French Prime Minister Jean-Pierre Raffarin is apparently not amused by his spokesman's decision to take part in a new reality TV programme.
Mr Cope's TV debut may or may not be cancelled
Jean-Francois Cope was supposed to be the subject of the first episode of the show, 36 Hours, in which a politician would spend two days with an ordinary French family.
The private TF1 TV channel says the show, which is due on screen next month, is a way of making politicians seem less remote from disenchanted voters.
But aides to Mr Raffarin said that the prime minister did not "appreciate" this kind of show and thought that "putting politics on stage is counterproductive".
He has strongly urged members of his government not to participate.

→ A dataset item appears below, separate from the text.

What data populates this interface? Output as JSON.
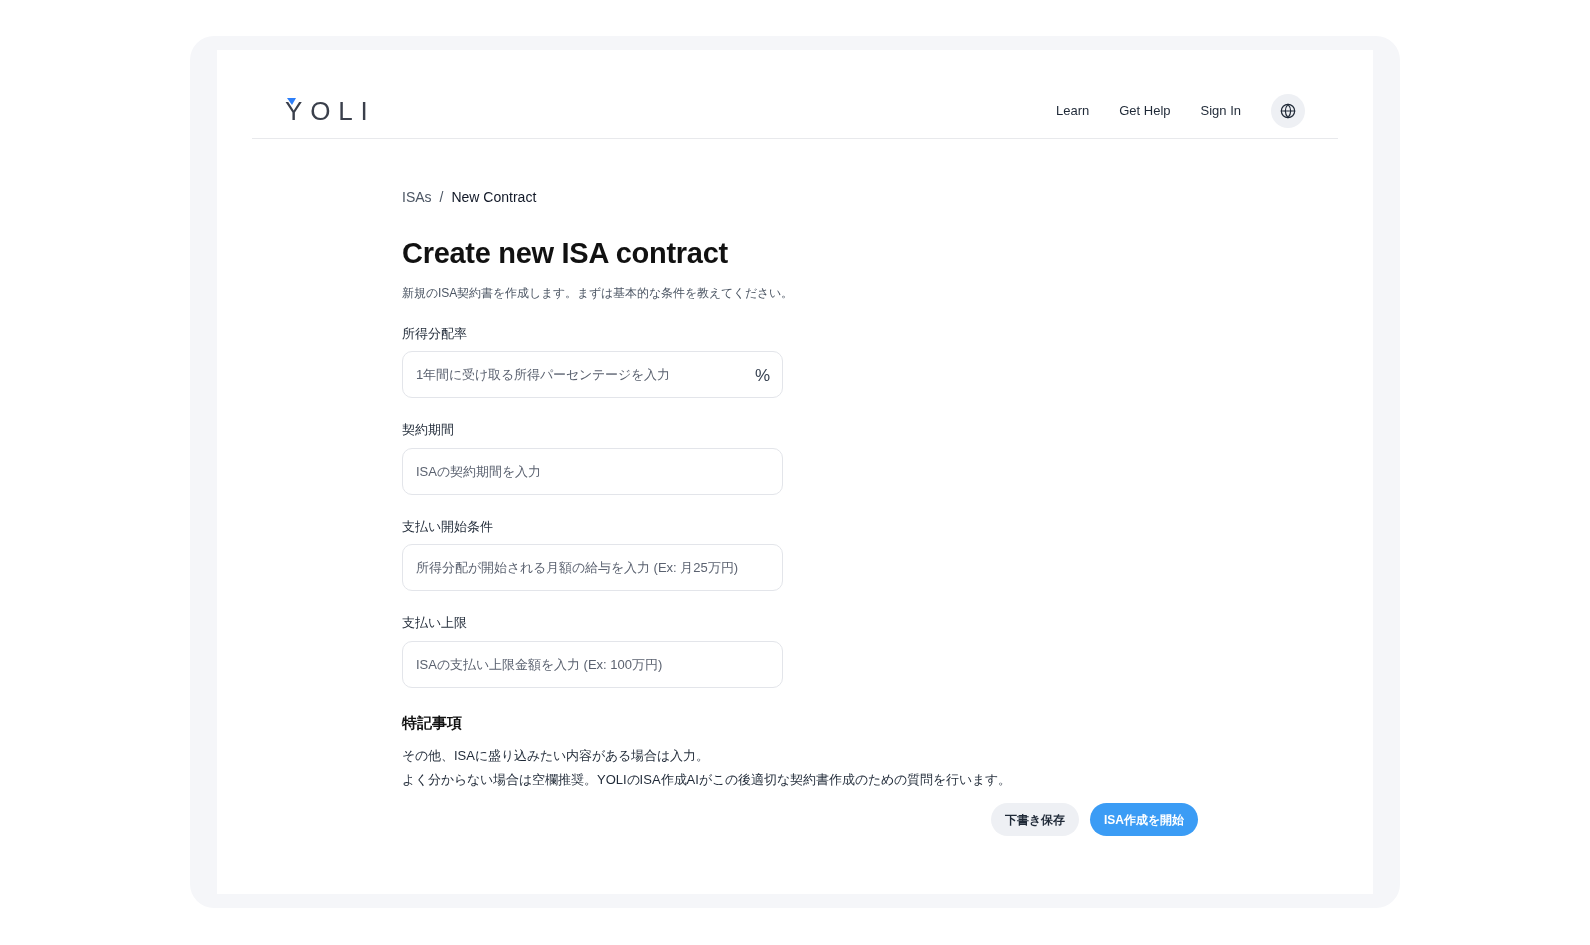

"Ministers don't have time to spend 36 hours in front of the cameras. When are they going to get their work done?" a Raffarin aide asked.
A trial episode has already been made, with Justice Ministry state secretary Pierre Bedier spending time with a midwife outside Paris.
Mr Raffarin was reported to be dismayed by the programme, in which Mr Bedier attended two births, and gave one baby its first bath.
France's left-wing opposition and politicians across the political spectrum have also condemned the format.
Socialist leader Francois Hollande described it as "trash TV".
Loft Story caused controversy two years ago
"It's more about knocking politics down than elevating it," he said.
Only maverick left-winger Jack Lang, a former culture minister, has supported the project, describing it as "a new adventure" and "an audacious idea".
It is not yet clear whether Mr Cope will continue with plans to appear in the programme.
This is not the first time that reality TV has caused controversy in France.
Two years ago, demonstrators tried to stop the filming of Loft Story, a hit show reminiscent of the UK's Big Brother in which a group of contestants were encouraged to find a partner from among themselves in order to win a house.
Complaints ranged from disgust at the contestants' naked antics to concerns about their human rights.
Other French reality TV programmes have shown women battling to seduce a millionaire, and a fame academy for young singers.